## [REQUIREMENT]
Work out how many lines below contain the word "requirements", then give that number alone.

## [LISTED ENTRIES]
┄┄┄┄┄┄┄┄┄┄┄┄┄┄┄┄┄┄┄┄

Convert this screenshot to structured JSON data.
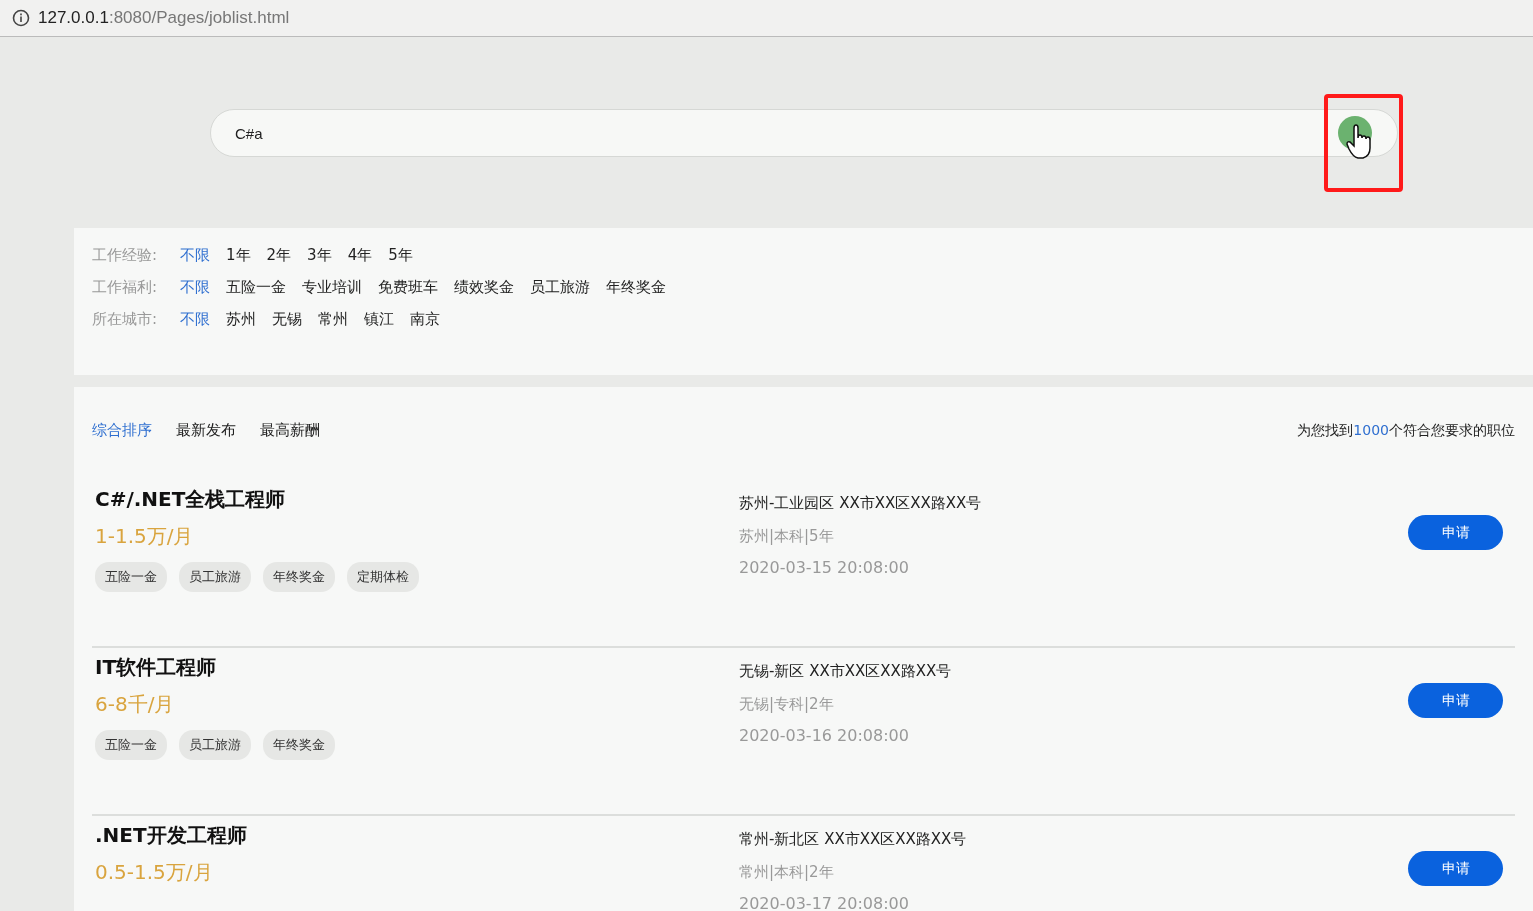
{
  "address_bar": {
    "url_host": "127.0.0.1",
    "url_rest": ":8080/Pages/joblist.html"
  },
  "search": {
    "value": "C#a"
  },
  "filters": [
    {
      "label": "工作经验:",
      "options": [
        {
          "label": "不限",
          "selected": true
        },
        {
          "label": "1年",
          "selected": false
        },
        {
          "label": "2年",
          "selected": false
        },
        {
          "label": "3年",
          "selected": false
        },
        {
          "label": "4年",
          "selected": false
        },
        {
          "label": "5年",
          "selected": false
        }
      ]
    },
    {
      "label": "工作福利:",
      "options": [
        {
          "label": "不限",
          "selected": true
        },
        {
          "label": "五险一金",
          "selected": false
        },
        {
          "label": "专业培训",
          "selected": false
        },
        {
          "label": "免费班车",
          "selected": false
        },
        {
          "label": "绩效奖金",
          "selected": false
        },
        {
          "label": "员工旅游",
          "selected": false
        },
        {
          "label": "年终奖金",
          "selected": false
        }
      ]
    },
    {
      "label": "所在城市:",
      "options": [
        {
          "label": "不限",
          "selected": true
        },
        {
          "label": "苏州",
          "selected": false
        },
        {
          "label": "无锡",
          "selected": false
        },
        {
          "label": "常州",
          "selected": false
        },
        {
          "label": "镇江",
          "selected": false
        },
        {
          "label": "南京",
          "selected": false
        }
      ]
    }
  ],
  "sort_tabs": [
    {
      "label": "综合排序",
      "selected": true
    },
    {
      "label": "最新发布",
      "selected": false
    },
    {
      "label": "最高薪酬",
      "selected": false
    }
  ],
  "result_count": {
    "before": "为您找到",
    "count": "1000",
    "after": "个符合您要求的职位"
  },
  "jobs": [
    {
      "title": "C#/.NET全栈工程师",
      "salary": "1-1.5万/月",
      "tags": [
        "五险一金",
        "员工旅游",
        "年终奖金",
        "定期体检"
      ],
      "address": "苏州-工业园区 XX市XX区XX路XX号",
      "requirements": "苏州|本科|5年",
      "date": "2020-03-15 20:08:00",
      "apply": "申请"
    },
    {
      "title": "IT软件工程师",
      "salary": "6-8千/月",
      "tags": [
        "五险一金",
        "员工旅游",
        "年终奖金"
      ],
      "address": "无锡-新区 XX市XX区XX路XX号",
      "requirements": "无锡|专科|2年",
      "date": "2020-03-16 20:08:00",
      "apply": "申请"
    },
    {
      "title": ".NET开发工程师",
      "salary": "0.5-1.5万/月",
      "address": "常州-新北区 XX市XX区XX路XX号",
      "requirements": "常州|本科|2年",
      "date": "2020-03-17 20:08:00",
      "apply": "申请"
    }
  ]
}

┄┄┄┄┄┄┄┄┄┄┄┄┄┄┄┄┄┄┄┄

## [OUTPUT]
3